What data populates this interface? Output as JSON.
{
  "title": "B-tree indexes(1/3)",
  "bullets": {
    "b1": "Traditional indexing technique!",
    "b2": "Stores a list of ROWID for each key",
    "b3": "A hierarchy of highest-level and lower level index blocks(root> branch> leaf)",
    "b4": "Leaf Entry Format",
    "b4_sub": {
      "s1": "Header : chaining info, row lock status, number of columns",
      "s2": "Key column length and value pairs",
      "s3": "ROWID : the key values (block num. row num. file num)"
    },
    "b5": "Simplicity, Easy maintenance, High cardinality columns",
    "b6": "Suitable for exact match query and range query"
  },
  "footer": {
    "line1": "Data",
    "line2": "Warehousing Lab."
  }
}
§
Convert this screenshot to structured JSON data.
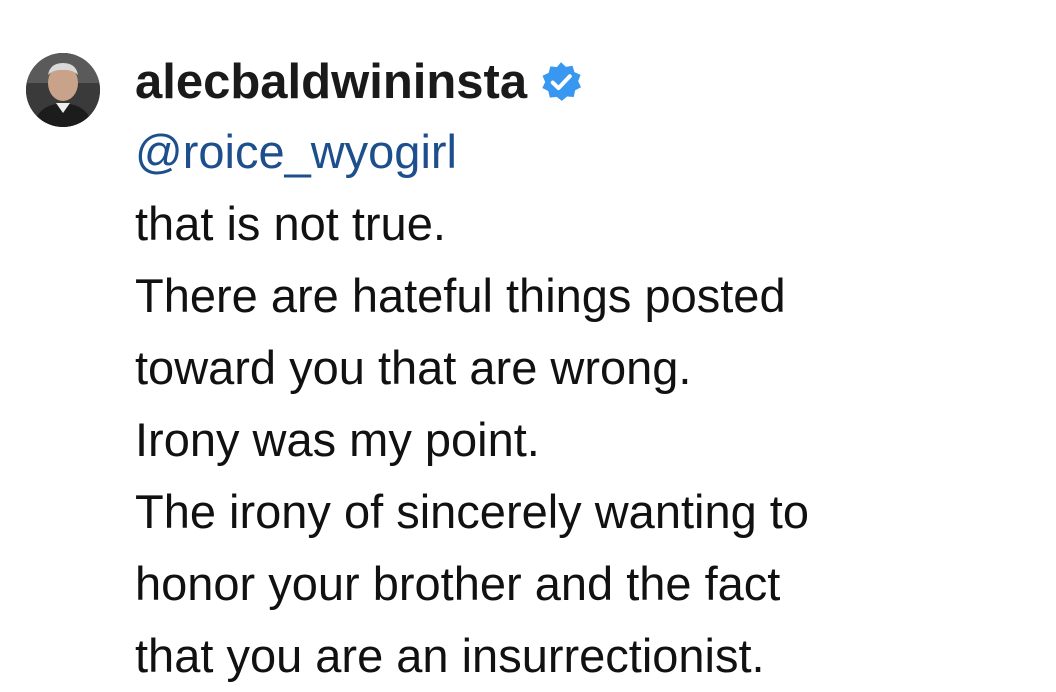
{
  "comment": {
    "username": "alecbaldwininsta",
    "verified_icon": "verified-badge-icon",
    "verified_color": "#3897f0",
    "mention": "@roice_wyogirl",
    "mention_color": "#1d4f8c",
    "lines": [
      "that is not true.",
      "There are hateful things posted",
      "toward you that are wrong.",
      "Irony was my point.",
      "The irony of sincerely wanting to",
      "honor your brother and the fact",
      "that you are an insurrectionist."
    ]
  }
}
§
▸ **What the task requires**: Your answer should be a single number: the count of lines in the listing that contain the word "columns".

▸ **Result**: 2